  12. 12. Water Quality: Shellfish and seaweed act as filters, drawing out nitrogen. While an important nutrient for humans, excess nitrogen from agricultural runoff is creating ever-expanding dead zones in our coastal waters. Kelp and oysters need nitrogen to grow, so act to restore water quality. Then, after we've soaked up the nitrogen, we turn our kelp into liquid fertilizer for local organic farmers. Biofuel: We’re working with a team of scientists and engineers to grow kelp biofuel. On our farm alone it’s possible to grow up to 2000 gallons of biofuel per acre. Restoring Habitat: The lines and cages function as artificial reefs, attracting over 150 species that come to hide, eat and thrive. Food Production: 3D Ocean Farming

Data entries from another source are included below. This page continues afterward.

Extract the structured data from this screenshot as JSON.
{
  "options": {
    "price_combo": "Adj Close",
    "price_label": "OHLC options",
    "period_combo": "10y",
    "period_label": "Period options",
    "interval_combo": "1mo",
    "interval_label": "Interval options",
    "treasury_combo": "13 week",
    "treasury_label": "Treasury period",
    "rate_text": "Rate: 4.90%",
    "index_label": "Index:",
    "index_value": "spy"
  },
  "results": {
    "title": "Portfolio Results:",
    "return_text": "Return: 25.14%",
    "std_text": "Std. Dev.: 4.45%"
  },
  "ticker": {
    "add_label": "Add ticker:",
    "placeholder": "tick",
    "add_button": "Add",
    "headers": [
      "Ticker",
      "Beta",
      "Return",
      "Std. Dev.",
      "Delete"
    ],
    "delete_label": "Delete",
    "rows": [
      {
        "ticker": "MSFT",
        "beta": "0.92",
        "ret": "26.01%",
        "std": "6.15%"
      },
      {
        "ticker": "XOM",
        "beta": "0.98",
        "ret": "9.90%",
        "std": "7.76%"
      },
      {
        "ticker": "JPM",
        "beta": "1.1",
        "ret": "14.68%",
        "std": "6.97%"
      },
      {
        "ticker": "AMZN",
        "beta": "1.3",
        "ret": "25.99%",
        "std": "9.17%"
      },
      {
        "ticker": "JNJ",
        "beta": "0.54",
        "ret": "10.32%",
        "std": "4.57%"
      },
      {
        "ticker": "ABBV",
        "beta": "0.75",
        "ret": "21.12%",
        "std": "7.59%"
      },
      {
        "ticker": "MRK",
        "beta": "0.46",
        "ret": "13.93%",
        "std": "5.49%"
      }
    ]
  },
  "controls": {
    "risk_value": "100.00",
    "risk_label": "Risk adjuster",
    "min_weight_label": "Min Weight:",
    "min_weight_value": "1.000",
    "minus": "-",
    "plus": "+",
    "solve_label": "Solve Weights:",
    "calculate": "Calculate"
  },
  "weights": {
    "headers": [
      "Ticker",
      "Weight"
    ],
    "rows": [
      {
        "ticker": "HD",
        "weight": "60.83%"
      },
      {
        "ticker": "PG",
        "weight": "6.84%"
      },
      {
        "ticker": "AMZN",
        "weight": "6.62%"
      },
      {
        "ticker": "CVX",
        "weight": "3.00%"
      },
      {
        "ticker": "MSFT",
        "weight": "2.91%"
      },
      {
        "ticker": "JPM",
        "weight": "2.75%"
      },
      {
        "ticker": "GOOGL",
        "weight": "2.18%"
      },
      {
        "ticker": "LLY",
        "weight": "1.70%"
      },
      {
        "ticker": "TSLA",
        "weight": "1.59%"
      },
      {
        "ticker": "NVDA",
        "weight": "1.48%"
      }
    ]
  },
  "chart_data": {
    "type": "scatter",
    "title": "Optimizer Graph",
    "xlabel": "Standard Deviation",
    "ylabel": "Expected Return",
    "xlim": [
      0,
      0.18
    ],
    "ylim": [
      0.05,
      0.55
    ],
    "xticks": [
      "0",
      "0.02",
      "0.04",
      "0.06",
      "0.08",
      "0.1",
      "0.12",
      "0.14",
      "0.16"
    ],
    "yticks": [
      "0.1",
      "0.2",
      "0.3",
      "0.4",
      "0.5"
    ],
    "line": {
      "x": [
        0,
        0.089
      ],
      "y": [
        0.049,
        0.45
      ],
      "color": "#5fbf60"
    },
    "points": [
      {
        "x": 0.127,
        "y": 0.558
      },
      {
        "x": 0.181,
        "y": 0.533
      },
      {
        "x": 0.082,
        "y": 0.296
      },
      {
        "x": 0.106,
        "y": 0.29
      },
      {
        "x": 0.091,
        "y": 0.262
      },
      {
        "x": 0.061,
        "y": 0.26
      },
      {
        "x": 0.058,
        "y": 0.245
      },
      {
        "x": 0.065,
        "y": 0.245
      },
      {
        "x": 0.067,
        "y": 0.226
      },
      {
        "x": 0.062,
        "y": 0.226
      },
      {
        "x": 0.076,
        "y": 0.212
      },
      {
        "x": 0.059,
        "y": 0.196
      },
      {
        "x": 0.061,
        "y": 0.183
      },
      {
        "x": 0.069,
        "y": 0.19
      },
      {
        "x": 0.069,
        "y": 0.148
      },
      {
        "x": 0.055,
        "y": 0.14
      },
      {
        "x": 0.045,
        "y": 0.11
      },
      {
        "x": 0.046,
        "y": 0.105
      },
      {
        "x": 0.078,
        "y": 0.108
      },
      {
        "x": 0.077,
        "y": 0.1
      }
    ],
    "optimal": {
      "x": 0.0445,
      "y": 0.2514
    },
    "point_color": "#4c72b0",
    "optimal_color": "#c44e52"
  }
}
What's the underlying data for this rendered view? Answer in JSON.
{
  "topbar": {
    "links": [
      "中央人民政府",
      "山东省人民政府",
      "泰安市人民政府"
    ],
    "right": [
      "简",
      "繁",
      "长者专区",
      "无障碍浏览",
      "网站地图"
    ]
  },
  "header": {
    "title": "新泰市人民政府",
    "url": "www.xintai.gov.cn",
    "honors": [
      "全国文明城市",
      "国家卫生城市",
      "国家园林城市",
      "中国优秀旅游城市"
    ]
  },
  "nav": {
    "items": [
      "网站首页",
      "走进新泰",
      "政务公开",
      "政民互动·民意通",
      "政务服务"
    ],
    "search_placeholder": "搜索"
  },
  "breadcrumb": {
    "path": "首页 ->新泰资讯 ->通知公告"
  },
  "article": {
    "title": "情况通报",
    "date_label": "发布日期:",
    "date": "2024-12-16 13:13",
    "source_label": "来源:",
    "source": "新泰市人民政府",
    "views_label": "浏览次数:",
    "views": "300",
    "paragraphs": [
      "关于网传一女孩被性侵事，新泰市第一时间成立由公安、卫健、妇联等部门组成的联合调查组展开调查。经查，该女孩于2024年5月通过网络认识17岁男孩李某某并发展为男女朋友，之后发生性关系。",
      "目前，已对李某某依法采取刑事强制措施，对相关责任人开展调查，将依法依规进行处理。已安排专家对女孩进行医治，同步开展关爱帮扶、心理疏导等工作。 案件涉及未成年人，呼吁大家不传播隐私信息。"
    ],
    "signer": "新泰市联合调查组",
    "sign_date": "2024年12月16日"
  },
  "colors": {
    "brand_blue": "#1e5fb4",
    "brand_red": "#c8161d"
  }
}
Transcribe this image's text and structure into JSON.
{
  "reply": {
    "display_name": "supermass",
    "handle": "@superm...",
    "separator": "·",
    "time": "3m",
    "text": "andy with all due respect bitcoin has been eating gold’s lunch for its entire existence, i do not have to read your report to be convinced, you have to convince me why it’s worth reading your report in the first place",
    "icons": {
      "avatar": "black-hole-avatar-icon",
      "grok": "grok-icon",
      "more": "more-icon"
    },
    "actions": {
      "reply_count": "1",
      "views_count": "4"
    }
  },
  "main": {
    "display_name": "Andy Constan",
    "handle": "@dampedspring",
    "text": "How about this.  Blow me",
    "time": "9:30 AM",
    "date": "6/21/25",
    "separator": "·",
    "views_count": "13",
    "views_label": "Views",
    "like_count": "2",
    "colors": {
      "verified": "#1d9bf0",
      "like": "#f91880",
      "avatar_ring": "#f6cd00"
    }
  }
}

  13. 13. A no-soil, vertical garden that grows everything from Swiss Chard to green beans inside O’Hare Airport. Some of O'Hare's restaurants are serving the garden's veggies to customers. O'Hare's veggies are growing inside 11-foot-high plastic towers. The roots are suspended in the air and fed a nutrient-rich water that trickles down through the towers and then gets recycled. O’Hare Airport Vertical Garden
  14. 14. Crickets Or Cultured Beef Anyone? 5 Proteins Of The Future As global demand for meat increases, it’s clear that future protein production will require incredible innovation. Our global population is set to reach 9 billion by 2050, and both demand for meat and meat prices are expected to double concurrently. Today, nearly 1/5 of all greenhouse gases come from industrial livestock production and roughly two thousand gallons of water go into a single pound of industrial beef. But a new study from Oxford University found that lab-grown meat would require just one percent of the land and four percent of the water of traditional livestock production. Tiny Farms
  15. 15. some of our thoughts How to scale up urban agriculture to meet the challenge.
  16. 16. Online Community Food Network Online food market connecting local consumers with local growers. Allows orders to be placed for produce as well as next year planting requests.
  17. 17. Infrastructure Farm Taking public space for food
  18. 18. Façade Farm Retrofitting our aging residential towers as farms to grow produce
  19. 19. Mechanical hoist system For harvesting kelp. Kelp Mussel Creating of new shoreline habitat Crabs Fish Waterfront Farms Creating new eco-systems and sea-farms along the Bund.
  20. 20. Landscape Planning & Design 景观规 和景观设计!